Some of the problems with student loans mimic those seen during the mortgage crisis. In both cases, University of Michigan professor Susan M. Dynarski explains, servicing companies are slow to offer loan forgiveness to struggling borrowers. And it often is unclear who even owns the underlying loans.
The Home Affordable Modification Program, launched in 2009 to keep distressed borrowers in place, aimed to enroll 4 million borrowers but reached only half a million. This is comparable to the current push for student loan servicers to restructure repayment plans. Lenders are balking, and the number of borrowers in better repayment plans is less than the number of borrowers in default or on the brink of it. According to the Consumer Financial Protection Bureau, many loan servicers are unresponsive to borrowers who want to restructure their payments.
“Robo-signing” is also making a comeback in student loans. Like mortgages, student loans are traded in a secondary credit market. Lender employees are signing off on the transfer of ownership of a large number of student loans in a single trade, often without properly verifying who actually owns them. The National Consumer Law Center reports that this creates difficulty for borrowers trying to modify their loans.

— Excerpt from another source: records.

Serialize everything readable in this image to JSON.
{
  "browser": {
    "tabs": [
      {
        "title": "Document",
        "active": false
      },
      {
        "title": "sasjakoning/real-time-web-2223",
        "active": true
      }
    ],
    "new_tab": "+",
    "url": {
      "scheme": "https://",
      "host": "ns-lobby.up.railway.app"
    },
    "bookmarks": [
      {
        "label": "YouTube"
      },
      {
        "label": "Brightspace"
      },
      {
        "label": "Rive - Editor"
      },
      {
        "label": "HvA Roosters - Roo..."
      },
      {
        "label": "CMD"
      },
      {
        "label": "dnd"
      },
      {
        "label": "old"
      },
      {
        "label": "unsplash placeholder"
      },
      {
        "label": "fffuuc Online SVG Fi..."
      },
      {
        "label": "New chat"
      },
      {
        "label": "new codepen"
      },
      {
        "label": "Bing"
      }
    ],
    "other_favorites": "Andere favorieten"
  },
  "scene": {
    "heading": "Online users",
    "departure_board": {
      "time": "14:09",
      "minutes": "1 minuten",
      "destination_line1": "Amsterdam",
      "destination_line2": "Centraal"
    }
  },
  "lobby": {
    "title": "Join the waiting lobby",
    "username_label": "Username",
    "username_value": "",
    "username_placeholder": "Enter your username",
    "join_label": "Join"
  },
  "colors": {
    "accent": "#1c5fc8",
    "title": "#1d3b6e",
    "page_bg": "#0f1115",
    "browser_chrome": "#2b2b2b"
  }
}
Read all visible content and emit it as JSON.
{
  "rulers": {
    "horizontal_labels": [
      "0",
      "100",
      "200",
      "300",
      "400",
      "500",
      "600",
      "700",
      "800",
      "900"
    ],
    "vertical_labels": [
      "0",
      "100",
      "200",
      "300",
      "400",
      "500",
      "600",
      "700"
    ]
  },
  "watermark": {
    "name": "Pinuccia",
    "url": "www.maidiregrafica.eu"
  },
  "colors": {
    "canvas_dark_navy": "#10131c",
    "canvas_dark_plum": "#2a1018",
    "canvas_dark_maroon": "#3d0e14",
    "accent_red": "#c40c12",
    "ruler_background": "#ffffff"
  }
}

Student loan borrowers also have few ways to escape an unhelpful servicer, since these are assigned by the owner of the loan. Moreover, student loans are not erased in bankruptcy, ensuring that student lenders and servicers have a "captive customer," Dynarski writes.